What I like about Tolstoy, however, is his stubborn belief in the Kingdom of God. While Dostoevsky (someone whose life has not been so scrutinized, possibly because he also wrote about it less) wrote about the broadness of man, Tolstoy lived this broadness for all to see. In this month’s Boston Review:
The Tolstoys spent their lives warring with one another because simply to walk away from the ancient dream of two-shall-be-as-one was, for them, psychologically prohibitive…To feel transformed by romantic passion was to see with radiant clarity the meaning of humanity as it could and should be. Indeed, the worship of love, realized or denied, aroused in both Sonya and Tolstoy the sense of paradise gained or lost that haunted every nineteenth-century romantic.
That is, Tolstoy took this idea of marriage so seriously, that he had deep problems with it. Marriage was a conduit to the divine, and when it did not offer continual paradise, the entire marriage shattered. Tolstoy could not make his peace “with the discrepancy between what should have been and what actually was.” He wanted to realize the Kingdom in all its fullness here and now.

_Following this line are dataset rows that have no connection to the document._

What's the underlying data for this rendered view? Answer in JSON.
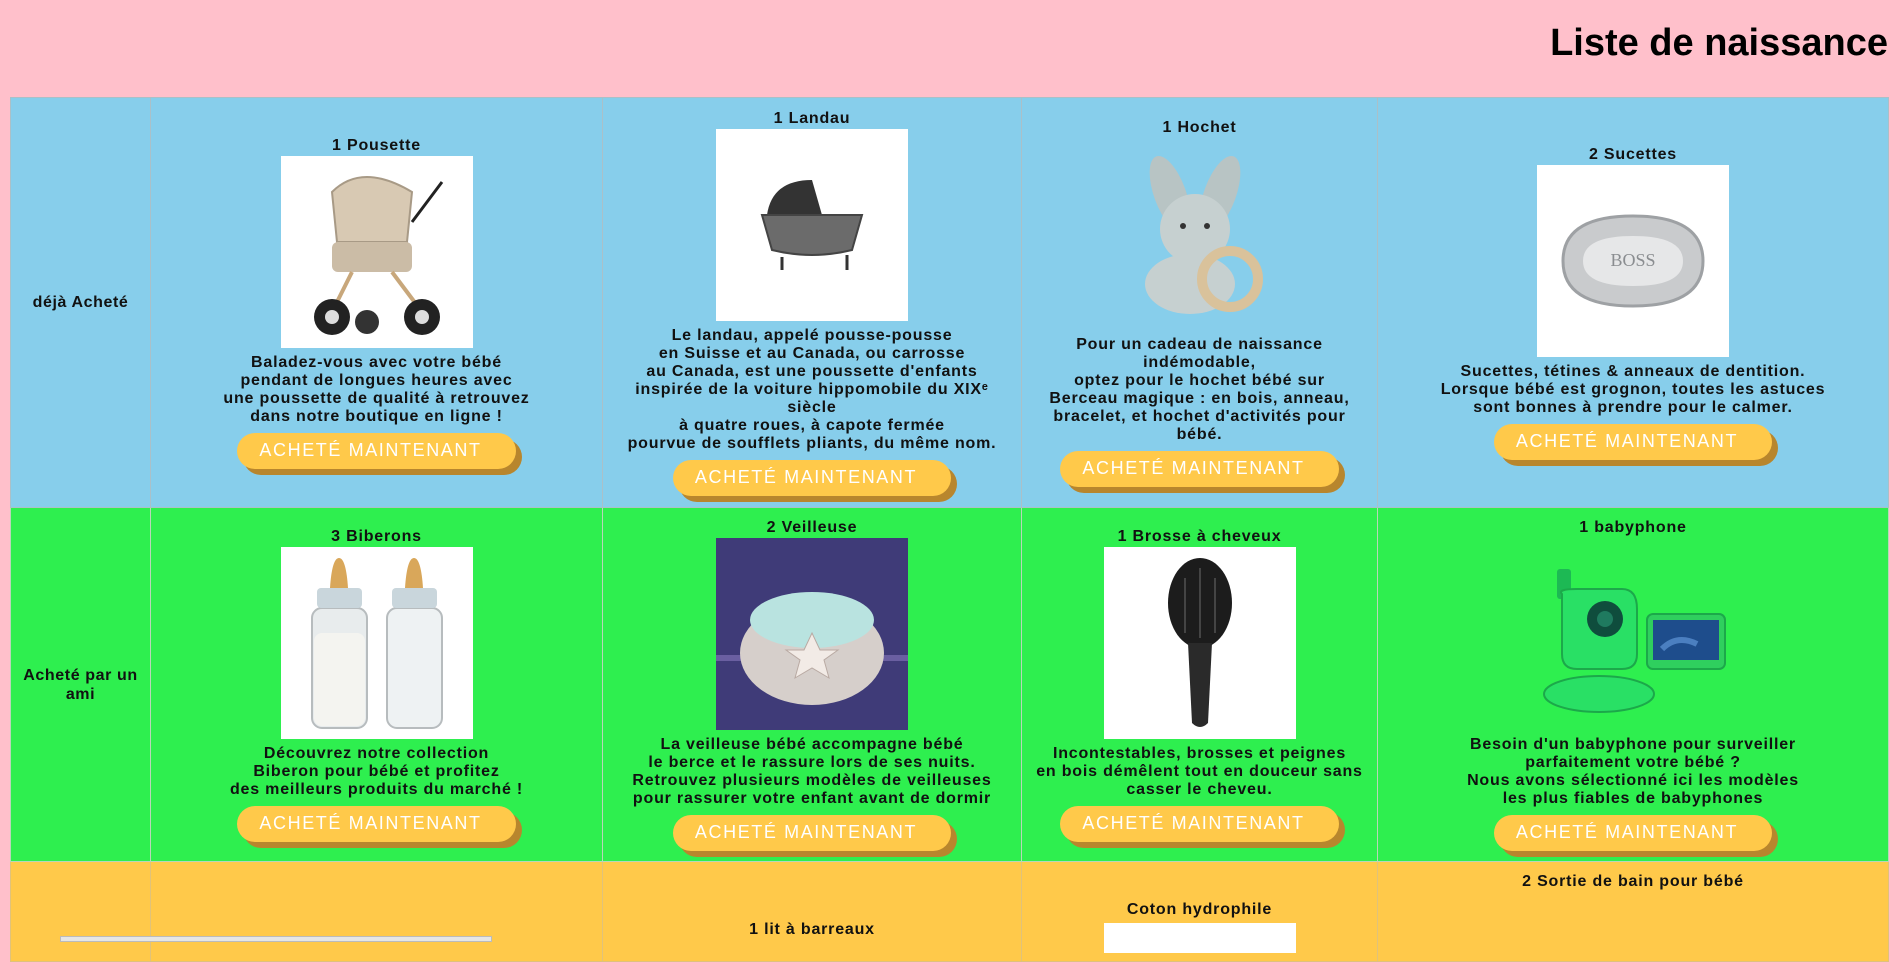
{
  "page": {
    "title": "Liste de naissance"
  },
  "rows": {
    "bought": {
      "label": "déjà Acheté"
    },
    "friend": {
      "label": "Acheté par un ami"
    }
  },
  "button_label": "ACHETÉ MAINTENANT",
  "products": {
    "poussette": {
      "name": "1 Pousette",
      "desc": "Baladez-vous avec votre bébé\npendant de longues heures avec\nune poussette de qualité à retrouvez\ndans notre boutique en ligne !"
    },
    "landau": {
      "name": "1 Landau",
      "desc": "Le landau, appelé pousse-pousse\nen Suisse et au Canada, ou carrosse\nau Canada, est une poussette d'enfants\ninspirée de la voiture hippomobile du XIXᵉ siècle\nà quatre roues, à capote fermée\npourvue de soufflets pliants, du même nom."
    },
    "hochet": {
      "name": "1 Hochet",
      "desc": "Pour un cadeau de naissance indémodable,\noptez pour le hochet bébé sur\nBerceau magique : en bois, anneau,\nbracelet, et hochet d'activités pour bébé."
    },
    "sucettes": {
      "name": "2 Sucettes",
      "desc": "Sucettes, tétines & anneaux de dentition.\nLorsque bébé est grognon, toutes les astuces\nsont bonnes à prendre pour le calmer.",
      "logo_text": "BOSS"
    },
    "biberons": {
      "name": "3 Biberons",
      "desc": "Découvrez notre collection\nBiberon pour bébé et profitez\ndes meilleurs produits du marché !"
    },
    "veilleuse": {
      "name": "2 Veilleuse",
      "desc": "La veilleuse bébé accompagne bébé\nle berce et le rassure lors de ses nuits.\nRetrouvez plusieurs modèles de veilleuses\npour rassurer votre enfant avant de dormir"
    },
    "brosse": {
      "name": "1 Brosse à cheveux",
      "desc": "Incontestables, brosses et peignes\nen bois démêlent tout en douceur sans\ncasser le cheveu."
    },
    "babyphone": {
      "name": "1 babyphone",
      "desc": "Besoin d'un babyphone pour surveiller\nparfaitement votre bébé ?\nNous avons sélectionné ici les modèles\nles plus fiables de babyphones"
    },
    "lit": {
      "name": "1 lit à barreaux"
    },
    "coton": {
      "name": "Coton hydrophile"
    },
    "sortie_bain": {
      "name": "2 Sortie de bain pour bébé"
    }
  },
  "colors": {
    "page_bg": "#ffc0cb",
    "row_bought": "#87ceeb",
    "row_friend": "#2eef4f",
    "row_wishlist": "#ffc94a",
    "button_bg": "#ffc94a",
    "button_shadow": "#b8862d"
  }
}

That refusal [to make peace with actuality] is timeless and mythic; it is emblematic of a millennial yearning to achieve wholeness through the transformative ideal. If we give ourselves heart and soul to Love with a capital L, God with a capital G, Revolution with a capital R, perhaps we can be persuaded that what we fear most—our own incoherence—is not an immutable truth.
In the end the mixed nature of humanity itself proves the source of the great existential drama. To be mean and generous, depraved and decent, loving and murderous, not by turns but all at once—that, it seems, is the true burden of our existence. It is this humiliation that makes us rage at the heavens, this humiliation that has ever demanded of us some over-arching myth of redemption that will atone for the despair of our own self-divisions.

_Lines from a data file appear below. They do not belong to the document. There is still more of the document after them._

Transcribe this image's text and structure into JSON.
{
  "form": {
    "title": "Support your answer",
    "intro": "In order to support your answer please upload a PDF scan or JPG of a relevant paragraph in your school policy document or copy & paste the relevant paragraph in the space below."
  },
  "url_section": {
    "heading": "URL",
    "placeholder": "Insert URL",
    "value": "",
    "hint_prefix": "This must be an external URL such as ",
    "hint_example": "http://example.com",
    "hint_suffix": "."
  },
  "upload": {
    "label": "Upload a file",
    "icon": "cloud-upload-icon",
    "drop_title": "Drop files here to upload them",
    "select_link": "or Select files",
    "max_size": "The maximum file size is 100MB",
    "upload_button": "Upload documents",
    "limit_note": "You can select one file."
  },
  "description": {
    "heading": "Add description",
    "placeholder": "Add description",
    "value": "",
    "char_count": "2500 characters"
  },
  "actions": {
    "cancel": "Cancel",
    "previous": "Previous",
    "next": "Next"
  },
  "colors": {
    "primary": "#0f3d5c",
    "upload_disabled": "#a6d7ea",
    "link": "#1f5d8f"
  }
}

As I look at Tolstoy’s life, I can’t help but both admire him and shake my head. I admire his stubborn insistence on realizing the Kingdom of Heaven in the here and now. I wonder how more followers of Jesus might be changed by such an insistence. Looking at marriages, how many marriages would improve if husband and wife took seriously the promises of the Bible, and strove to find such meaning and oneness. Or, as I look at my own life, how often I lose my idealism for actuality. My money won’t change anything. My time won’t change anything. My work and effort, really, won’t change anything. I often become complacent with the world as it is, rather than striving to make it better.
Ultimately, however, Tolstoy put all the work on himself. He wanted to find salvation in marriage, salvation in non-violence, while I believe that salvation is not something we can achieve for ourselves. It must be achieved for us, and then we can begin to bring it to the world around us. Salvation comes not from a philosophy, but from being made right in a relationship. How often I see it the other way around; how often I put it the other way around: no philosophy of non-violence can save. Only a person can save. To save is a verb; it is an action, and no latent philosophy can achieve it.
May I, may we, take the lessons from Tolstoy. May we never look to philosophies to save us, but rather to the sometimes seemingly disjointed and oftentimes foolish call of a Person. But, having been transformed, may we also refuse to rest with the world as it is right now, always seeking to bring the Kingdom to our own here and now.